Sap Sago is a traditional and 100% natural Swiss cheese solely produced in the Canton of Glarus in Switzerland. It dates back to the 8th century, where records indicate that the monks of Glarus created the cheese. However, at the Glarner Landsgemeind, on April 24th, 1463 the Sap Sago recipe was legally protected. It was then agreed upon that the cheese must be marked with a stamp of origin in order to be called Schabziger. Thus, making Sap Sago one of the oldest and protected cheeses throughout the world!



Today it is produced only by Geska, and we are one in a handful of stores carrying it. Don’t worry, Sap Sago can be shipped during any season and without cold packs because of its minimal moisture content. Sap Sago may be stored in a temperature range of 59 – 68 degrees F. However, some people prefer to refrigerate it, while others drop it in the freezer for longer term storage. If you do store it, keep the cheese sealed to prevent it from drying out, which allows it to be grated more easily.

How is the Sap Sago made?

It is created from skimmed cow’s milk and blue fenugreek, also called blue melilot, which is a type of clover that gives Sap Sago its pale lime color. Blue Fenugreek is a very expensive herb from the Middle East that was brought into Europe during ancient times. The milk and blue fenugreek are heated to 90 degrees F. Then an acid of lactic, citric or acetic, is added, causing the mixture to curdle. Next, the whey and curd are separated. The leftover whey is then curdled again at 194 degrees F and separated once more. This whey-condensate (called Ziger) is then molded into conical shapes during the last stages of production, and then dried for 2 to 6 months. The cheese can be wrapped in silver foil or cardboard containers. However, if you wondering what the difference is between Sap Sago and Schabziger Stöckli it is the reduced water content – Sap Sago with 40% and Schabziger Stöckli with 50%.

What can you expect in a bite of Sap Sago?

Well, you can count on it being an aged dry, hard cheese with a pungent, spicy but delicious flavor. If it is too strong by itself, try cutting the cheese with butter to make it a cheese spread called Zigerbutter. It is recommended for the faint of heart not to eat Sap Sago by itself, but rather use it as a condiment or in a dipping sauce. Our favorites are grating the cheese over a salad or noodles, mixing it with butter to spread over crackers or toasted bread, and mixing it into fondue. For health nuts, it is high in protein and very low in fat - less than 3% - which is why it tends to be dry and hard.

If you are looking for an easy way to grate your Sap Sago cheese, we would recommend the Zyliss Classic Rotary Cheese Grater.
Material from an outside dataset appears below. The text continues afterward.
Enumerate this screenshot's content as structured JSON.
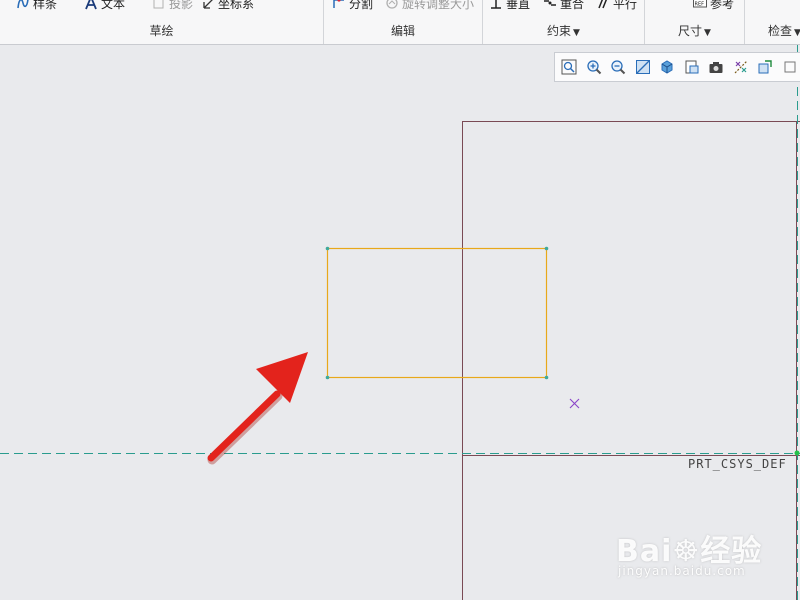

The Sap Sago fits in the grater especially well, making it quick to add to your favorite dishes. Last year, we sold 2,128 cones! We encourage everyone to try this flavorful cheese - it may become your new favorite menu addition.



References:

https://cheese.com/sap-sago/
https://en.wikipedia.org/wiki/schabziger
http://www.homesteadmarket.com/sap-sago-cheese--3-oz-cone_p_55.html
http://www.homesteadmarket.com/Zyliss-Classic-Rotary-Cheese-Grater_p_13.html
The Geska Company